Handelskammer - Land Infoblatt Letztes Update: 08.08.2017
Ihre Berater bei der Handelskammer
- Edith Stein+352423939482
- Daniel Sahr+352423939313
Kuwait has been ruled by the AL-SABAH dynasty since the 18th century. The threat of Ottoman invasion in 1899 prompted Amir Mubarak AL-SABAH to seek protection from Britain, ceding foreign and defense responsibility to Britain until 1961, when the country attained its independence. Kuwait was attacked and overrun by Iraq on 2 August 1990. Following several weeks of aerial bombardment, a US-led UN coalition began a ground assault on 23 February 1991 that liberated Kuwait in four days. Kuwait spent more than $5 billion to repair oil infrastructure damaged during 1990-91. The AL-SABAH family returned to power in 1991 and established one of the most independent legislatures in the Arab World. The country witnessed the historic election in 2009 of four women to its National Assembly. Amid the 2010-11 uprisings and protests across the Arab world, stateless Arabs, known as bidoon, staged small protests in February and March 2011 demanding citizenship, jobs, and other benefits available to Kuwaiti nationals. Youth activist groups - supported by opposition legislators - rallied repeatedly in 2011 for the prime minister's dismissal amid allegations of widespread government corruption, ultimately prompting the prime minister to resign in late 2011. Demonstrations, following a short lull, renewed in late 2012 in response to an Amiri decree amending the electoral law to reduce the number of votes per person from four to one. The opposition, led by a coalition of Sunni Islamists, tribalists, some liberals, and myriad youth groups, largely boycotted legislative elections in 2012 and 2013, which ushered in a legislature more amenable to the government's agenda. Since coming to power in 2006, the Amir has dissolved the National Assembly on five occasions (the Constitutional Court annulled the Assembly in June 2012 and again in June 2013) and shuffled the cabinet over a dozen times, usually citing political stagnation and gridlock between the legislature and the government.

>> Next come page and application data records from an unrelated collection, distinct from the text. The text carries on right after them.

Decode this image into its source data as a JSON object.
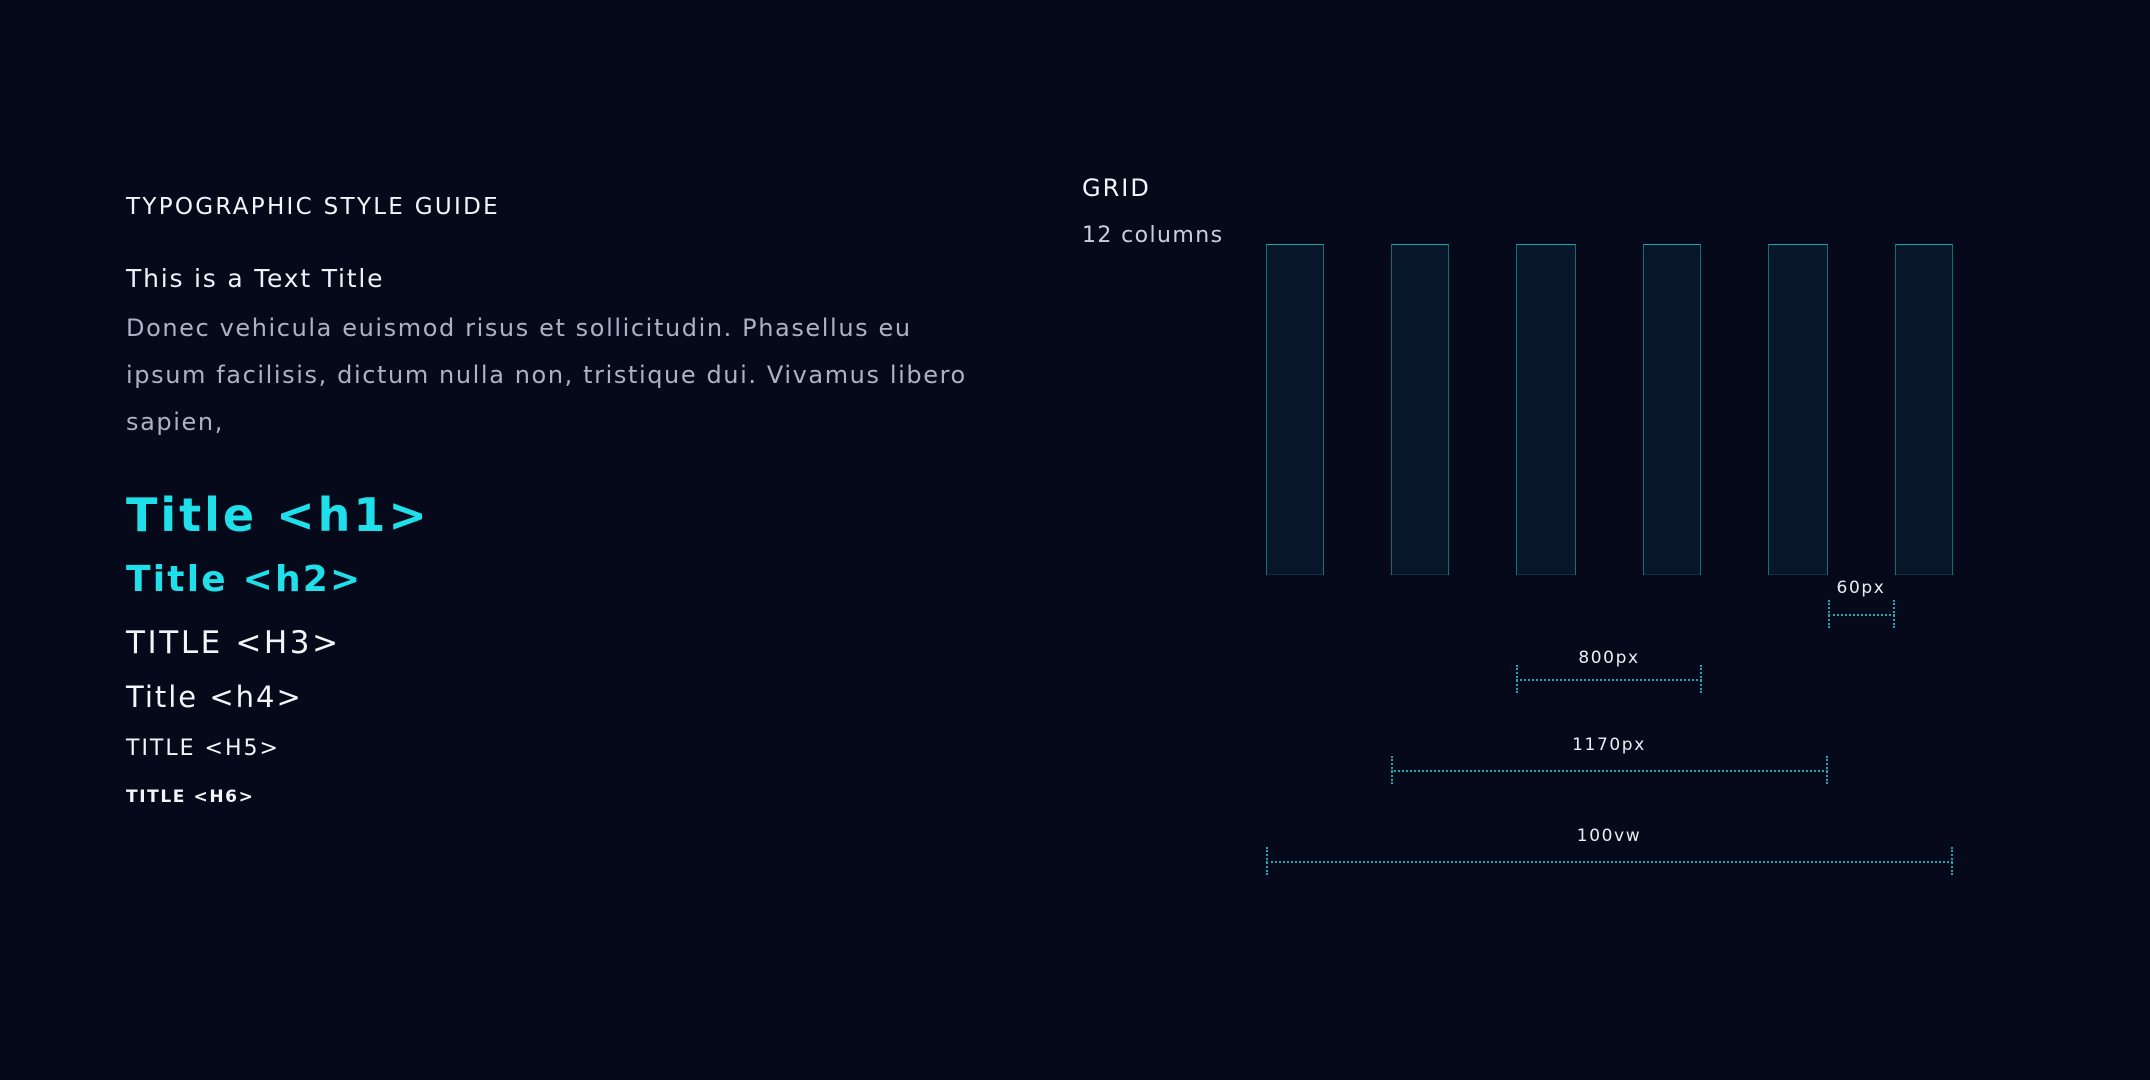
{
  "typography": {
    "heading": "TYPOGRAPHIC STYLE GUIDE",
    "text_title": "This is a Text Title",
    "body": "Donec vehicula euismod risus et sollicitudin. Phasellus eu ipsum facilisis, dictum nulla non, tristique dui. Vivamus libero sapien,",
    "h1": "Title <h1>",
    "h2": "Title <h2>",
    "h3": "TITLE <H3>",
    "h4": "Title <h4>",
    "h5": "TITLE <H5>",
    "h6": "TITLE <H6>"
  },
  "grid": {
    "heading": "GRID",
    "columns_label": "12 columns",
    "visible_columns": 6,
    "measurements": {
      "gutter": "60px",
      "content": "800px",
      "container": "1170px",
      "viewport": "100vw"
    }
  },
  "colors": {
    "background": "#050919",
    "accent": "#1fe0ea",
    "text": "#f2f5fa",
    "muted_text": "#aab3c4",
    "column_fill": "#08162a",
    "column_border": "#15a6ae",
    "measure_line": "#1ba7b8"
  }
}
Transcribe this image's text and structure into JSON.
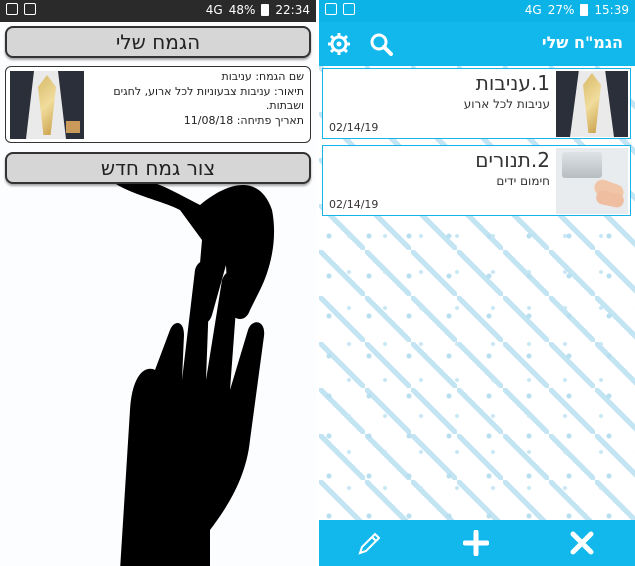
{
  "left_screen": {
    "status_bar": {
      "signal": "4G",
      "battery": "48%",
      "time": "22:34"
    },
    "my_gemach_button": "הגמח שלי",
    "card": {
      "name_line": "שם הגמח: עניבות",
      "desc_line": "תיאור: עניבות צבעוניות לכל ארוע, לחגים ושבתות.",
      "date_line": "תאריך פתיחה: 11/08/18"
    },
    "create_gemach_button": "צור גמח חדש"
  },
  "right_screen": {
    "status_bar": {
      "signal": "4G",
      "battery": "27%",
      "time": "15:39"
    },
    "app_title": "הגמ\"ח שלי",
    "items": [
      {
        "title": "1.עניבות",
        "desc": "עניבות לכל ארוע",
        "date": "02/14/19"
      },
      {
        "title": "2.תנורים",
        "desc": "חימום ידים",
        "date": "02/14/19"
      }
    ],
    "icons": {
      "settings": "gear-icon",
      "search": "search-icon",
      "edit": "pencil-icon",
      "add": "plus-icon",
      "close": "close-icon"
    },
    "colors": {
      "accent": "#12b8ec",
      "pattern": "#b8dff0"
    }
  }
}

Source: The CIA World Factbook - Kuwait
Subject descriptor 2014 2015 2016 2017 2018 Gross domestic product, constant prices 0.621 1.136 2.494 2.621 2.627 Gross domestic product, current prices 162.695 114.079 110.455 124.869 134.313 Gross domestic product per capita, current prices 40,688.823 27,756.410 26,145.837 28,756.189 30,092.038 Inflation, average consumer prices 2.941 3.233 3.400 3.800 3.600 Volume of imports of goods and services 7.952 5.095 1.201 4.433 4.134 Volume of exports of goods and services 1.405 0.961 1.976 -0.869 1.619 Unemployment rate 2.072 2.072 2.072 2.072 2.072 Current account balance 54.229 5.970 3.939 10.448 11.806 Current account balance 33.332 5.233 3.566 8.367 8.790
Source: IMF Statistics - Kuwait
Luxemburg und das Land
Existing conventions and agreements
Non double taxation agreement
In order to promote international economic and financial relations in the interest of the Grand Duchy of Luxembourg, the Luxembourg government negotiates bilateral agreements for the avoidance of double taxation and prevent fiscal evasion with respect to Taxes on Income and on fortune with third countries.
- Convention from 11.12.2007
- Not yet in force
Air Services agreement
- Agreement from 28.7.1993 (Memorial 1995, A, p. 1592 et seq.)
- Effective as of 26.11.2004
The Statec Foreign Trade statistics provide information on the trade of goods - by product and by country. This information is collected respectively through the INTRASTAT declaration and on the basis of customs documents.
You can see the statistics on the website of the Statec.
Contact point in Kuwait
Attaché Economic and Commercial (B.E.)
Attaché Economic and Commercial with jurisdiction in Kuwait, Bahrain, Qatar: Mr. Sam SERVAES
Bayan, Block 13
Street 4, Villa
P.O. Box 3280 Safat
Phone: +965 2537 6053
Fax: +965 2537 6054
Country risk as defined by Office du Ducroire for Kuwait
Ducroire is the only credit insurer covering open account deals in over 200 countries. A rating on a scale from 1 to 7 shows the intensity of the political risk. Category 1 comprises countries with the lowest political risk and category 7 countries with the highest. Macroeconomics experts also assess the repayment climate for all buyers in a country.
- CIA World factbook on Kuwait
- Le Koweit sur le site de l'Awex
- Doing business in Kuwait
- Arab-Belgian-Luxembourg Chamber of Commerce
- Kuwait Chamber of Commerce
- Economic Freedom Index - Kuwait
Die Handelskammer und das Land